S. Teresa of Avila, that great sixteenth century Spanish mystic, wrote with great profundity and some humor about prayer. She knew both about the heights of mystical experience when she was united with God, and times when God seemed remote from her, times when she could not feel his presence and could not speak to him. She called those times, dryness. Her close companion St. John of the Cross, wrote of the dark night of the soul, when he lost all sense of God’s presence. We all know of such times, times when our faith is nothing more than a distant memory, times when we despair of the existence of God, wonder whether we will ever again feel the presence of Jesus Christ in our hearts. But most of us also have had mountaintop experiences. Perhaps we didn’t see Jesus walking with Moses and Elijah basking in glorious light, but we have had experiences when we felt his presence certainly and completely.
Such experiences never last. They are fleeting and they often leave us thirsting for more and trying to relive them. Like the disciples and Jesus, like Moses too, who when he came down from the mountain, saw the Israelites dancing around a golden calf, we too, need to come down from the mountain and continue our journey. Like Jesus and the disciples, our journey takes us toward Jerusalem and the passion. The mountain of the Transfiguration will be at our back as we look forward to Good Friday and the cross.

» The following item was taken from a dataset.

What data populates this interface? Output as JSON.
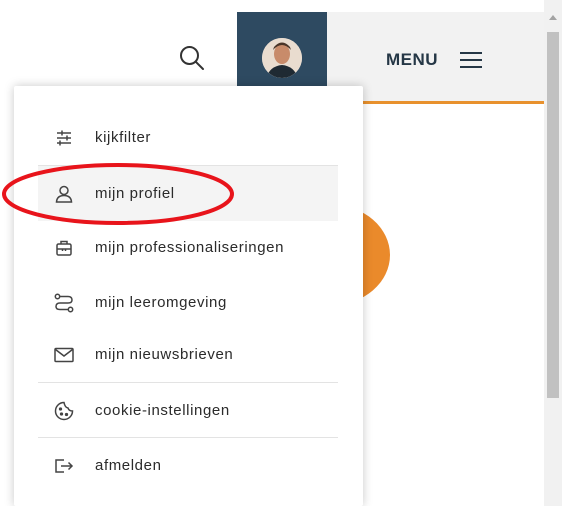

There’s a tendency in our religious culture to emphasize joy and celebration. There’s certainly a place for that. But there is also a place in our faith for other emotions, other experiences. Teresa learned from her experiences of dryness, John saw the dark night of the soul as one stage in his relationship with God. The coming of Ash Wednesday and Lent offers us the opportunity to explore new depths in our relationship with God, to experience Christ in new and unsettling ways. But whatever happens in the coming season of Lent, or even in those little Lents in our own lives, times when we lose sight of the joy of life in Christ, we can always remember that like the disciples, the mount of transfiguration is at our back, and on the other side of the cross is the resurrection. Thanks be to God.